The Death of the Small Bank in the US?

The Death of the Small Bank in the US?

Chris Mayer at The Daily Reckoning wrote a compelling article on February 28th about small banks:

The US government is going to kill the small banking industry in the US. The  irony is hard to miss. It was not the small banks that threatened the financial  system in the crisis of 2008. Yet they will bear the brunt of the regulatory  costs imposed in its wake. The end result will be that US banking assets will  collect into the hands of even larger banks.

It is a shame. Yet the death of the lamb is the life of the wolf, as an old  saying has it. In other words, it is not all bad for everybody, as I’ll  explain below.

First, let me begin with a piece of anecdotal evidence from the departing CEO  of Third Street Bancshares, based in Marietta, Ohio. His name is James Meagle  Jr., and he had been in banking for 40 years.

A CEO leaves some company somewhere every day. That, in itself, is not news.  But few CEOs depart by saying that the company he’s leaving might not survive.  Citing tremendous changes in regulatory costs and compliance issues, Meagle said  he “didn’t have the patience anymore.” His old bank will have to spend about  $100,000 to meet new demands from regulators. For a little bank with one branch,  $100,000 is a lot of money. I bet it is a big chunk of the money it makes in a  year. Third Street is privately held, so we can’t know for sure.

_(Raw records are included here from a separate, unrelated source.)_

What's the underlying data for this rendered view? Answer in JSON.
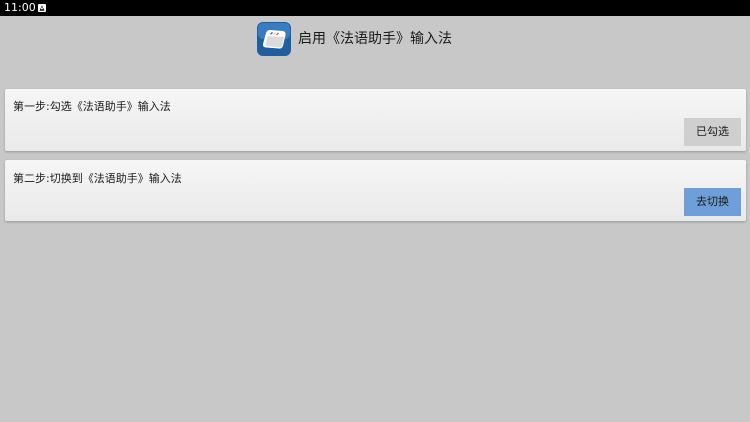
{
  "status_bar": {
    "time": "11:00",
    "notification_icon": "android-notification-icon"
  },
  "header": {
    "app_icon": "keyboard-key-icon",
    "title": "启用《法语助手》输入法"
  },
  "steps": [
    {
      "text": "第一步:勾选《法语助手》输入法",
      "button_label": "已勾选",
      "button_color": "#cfcfcf"
    },
    {
      "text": "第二步:切换到《法语助手》输入法",
      "button_label": "去切换",
      "button_color": "#6f9fd8"
    }
  ],
  "colors": {
    "background": "#c8c8c8",
    "status_bar": "#000000",
    "card": "#efefef"
  }
}
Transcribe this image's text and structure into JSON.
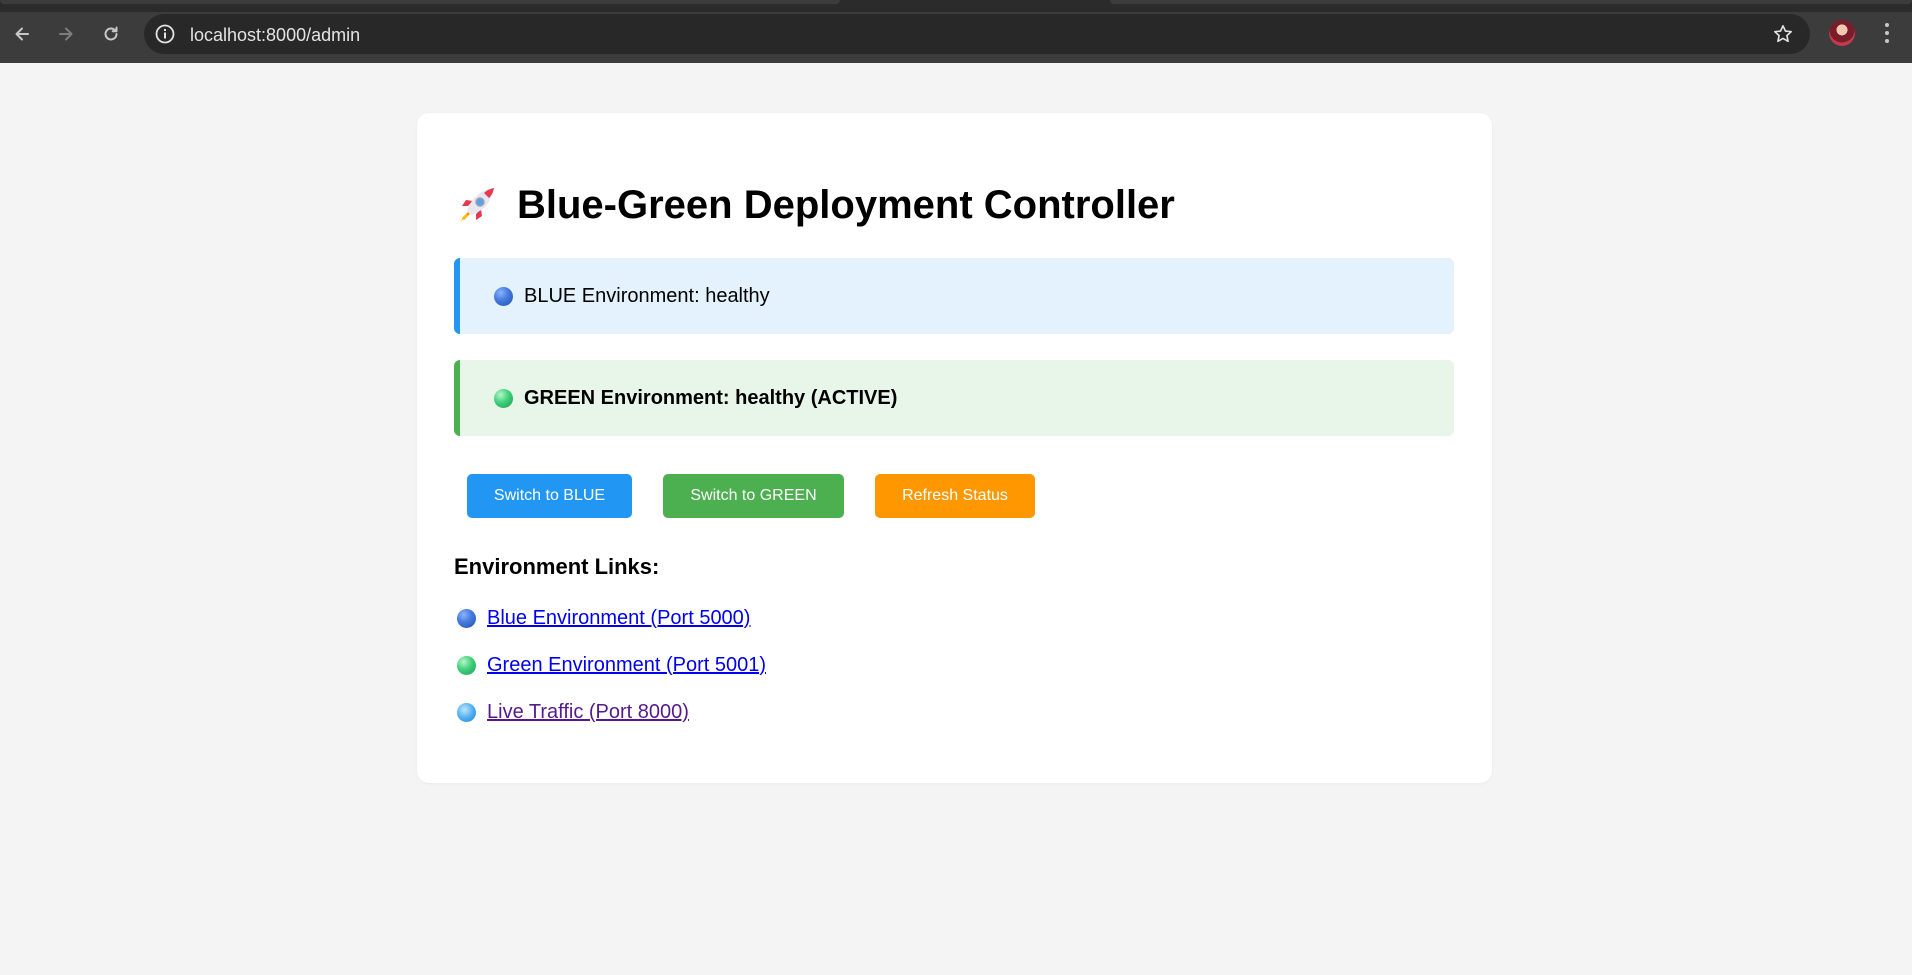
{
  "browser": {
    "url": "localhost:8000/admin"
  },
  "page": {
    "title": "Blue-Green Deployment Controller",
    "title_icon": "rocket-icon",
    "environments": [
      {
        "icon": "blue-circle-icon",
        "label": "BLUE Environment: healthy",
        "accent": "#2196f3",
        "background": "#e3f2fd"
      },
      {
        "icon": "green-circle-icon",
        "label": "GREEN Environment: healthy (ACTIVE)",
        "accent": "#4caf50",
        "background": "#e8f5e9"
      }
    ],
    "buttons": {
      "switch_blue": "Switch to BLUE",
      "switch_green": "Switch to GREEN",
      "refresh": "Refresh Status"
    },
    "button_colors": {
      "switch_blue": "#2196f3",
      "switch_green": "#4caf50",
      "refresh": "#ff9800"
    },
    "links_heading": "Environment Links:",
    "links": [
      {
        "icon": "blue-circle-icon",
        "label": "Blue Environment (Port 5000)"
      },
      {
        "icon": "green-circle-icon",
        "label": "Green Environment (Port 5001)"
      },
      {
        "icon": "globe-icon",
        "label": "Live Traffic (Port 8000)"
      }
    ]
  }
}
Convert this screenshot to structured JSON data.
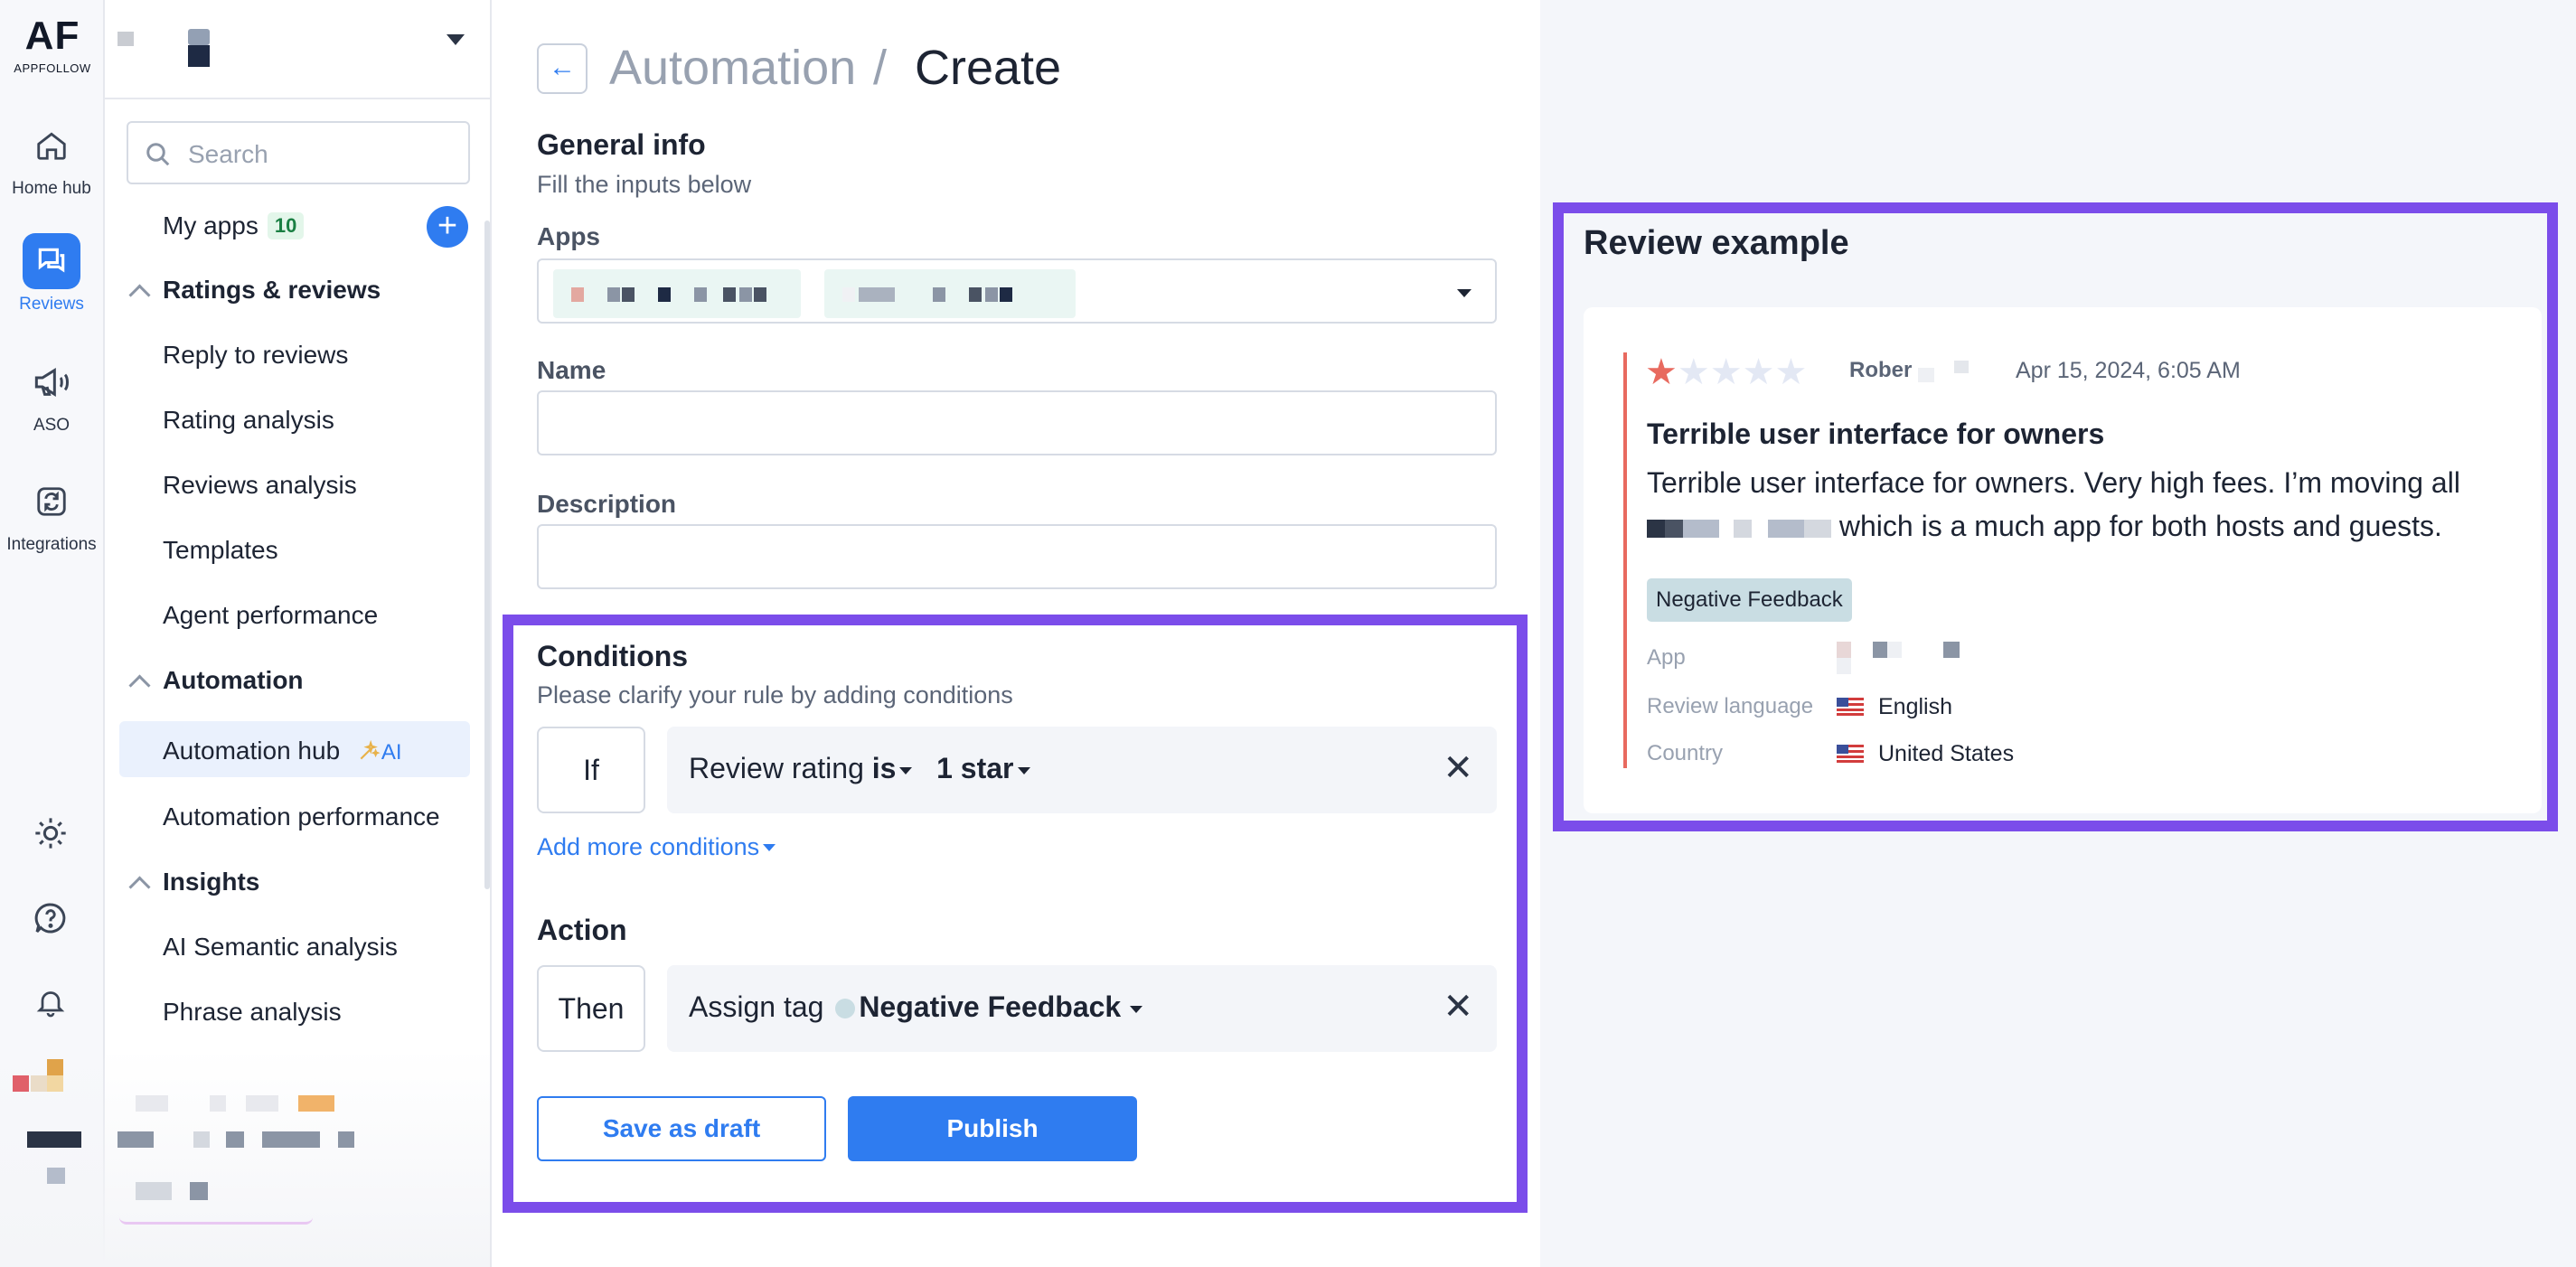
{
  "brand": {
    "logo_main": "AF",
    "logo_sub": "APPFOLLOW"
  },
  "rail": {
    "items": [
      {
        "label": "Home hub",
        "icon": "home-icon"
      },
      {
        "label": "Reviews",
        "icon": "reviews-chat-icon",
        "active": true
      },
      {
        "label": "ASO",
        "icon": "megaphone-icon"
      },
      {
        "label": "Integrations",
        "icon": "integrations-icon"
      }
    ],
    "bottom_icons": [
      "sun-icon",
      "help-icon",
      "bell-icon"
    ]
  },
  "sidebar": {
    "search_placeholder": "Search",
    "my_apps_label": "My apps",
    "my_apps_count": "10",
    "sections": [
      {
        "title": "Ratings & reviews",
        "items": [
          "Reply to reviews",
          "Rating analysis",
          "Reviews analysis",
          "Templates",
          "Agent performance"
        ]
      },
      {
        "title": "Automation",
        "items": [
          "Automation hub",
          "Automation performance"
        ],
        "active_item": "Automation hub",
        "active_badge": "AI"
      },
      {
        "title": "Insights",
        "items": [
          "AI Semantic analysis",
          "Phrase analysis"
        ]
      }
    ]
  },
  "header": {
    "breadcrumb_parent": "Automation",
    "separator": "/",
    "current": "Create"
  },
  "general": {
    "title": "General info",
    "subtitle": "Fill the inputs below",
    "apps_label": "Apps",
    "name_label": "Name",
    "name_value": "",
    "description_label": "Description",
    "description_value": ""
  },
  "conditions": {
    "title": "Conditions",
    "subtitle": "Please clarify your rule by adding conditions",
    "if_label": "If",
    "field": "Review rating",
    "operator": "is",
    "value": "1 star",
    "add_more": "Add more conditions"
  },
  "action": {
    "title": "Action",
    "then_label": "Then",
    "verb": "Assign tag",
    "tag": "Negative Feedback"
  },
  "buttons": {
    "save_draft": "Save as draft",
    "publish": "Publish"
  },
  "review_example": {
    "title": "Review example",
    "rating": 1,
    "rating_max": 5,
    "author": "Rober",
    "date": "Apr 15, 2024, 6:05 AM",
    "headline": "Terrible user interface for owners",
    "body_line1": "Terrible user interface for owners. Very high fees. I’m moving all",
    "body_line2_tail": "which is a much app for both hosts and guests.",
    "tag": "Negative Feedback",
    "meta": {
      "app_label": "App",
      "language_label": "Review language",
      "language_value": "English",
      "country_label": "Country",
      "country_value": "United States"
    }
  },
  "colors": {
    "accent": "#2f7cf0",
    "highlight": "#7b4dea",
    "star_filled": "#e86a5f",
    "star_empty": "#e3e8f4"
  }
}
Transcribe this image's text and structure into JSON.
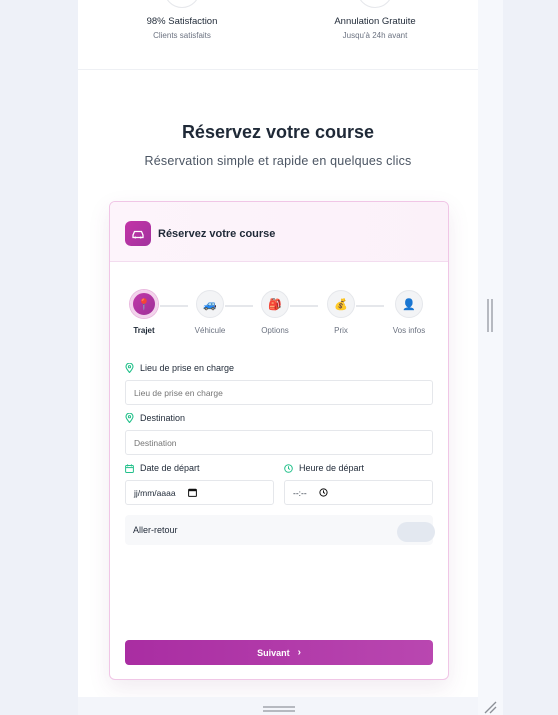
{
  "stats": [
    {
      "title": "98% Satisfaction",
      "subtitle": "Clients satisfaits"
    },
    {
      "title": "Annulation Gratuite",
      "subtitle": "Jusqu'à 24h avant"
    }
  ],
  "section": {
    "title": "Réservez votre course",
    "subtitle": "Réservation simple et rapide en quelques clics"
  },
  "card": {
    "title": "Réservez votre course",
    "header_icon": "car-icon"
  },
  "steps": [
    {
      "label": "Trajet",
      "icon": "📍",
      "active": true
    },
    {
      "label": "Véhicule",
      "icon": "🚙",
      "active": false
    },
    {
      "label": "Options",
      "icon": "🎒",
      "active": false
    },
    {
      "label": "Prix",
      "icon": "💰",
      "active": false
    },
    {
      "label": "Vos infos",
      "icon": "👤",
      "active": false
    }
  ],
  "form": {
    "pickup": {
      "label": "Lieu de prise en charge",
      "placeholder": "Lieu de prise en charge",
      "value": ""
    },
    "destination": {
      "label": "Destination",
      "placeholder": "Destination",
      "value": ""
    },
    "date": {
      "label": "Date de départ",
      "value": "jj/mm/aaaa"
    },
    "time": {
      "label": "Heure de départ",
      "value": "--:--"
    },
    "round_trip": {
      "label": "Aller-retour",
      "on": false
    }
  },
  "next_label": "Suivant",
  "colors": {
    "accent": "#b03ba8",
    "label_icon": "#22c08a"
  }
}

“I don’t know how we’re going to be able to make it,” Meagle tells SNL  Financial. “We can [survive], but we’re just spending so much time and energy  complying with these new regulations.”

“Absolutely ludicrous,” is how he described the regulators’ level of  scrutiny.

Read more:  The Death of Small Banks in the US – See more at:


Read the full article on small banks affected by policy here.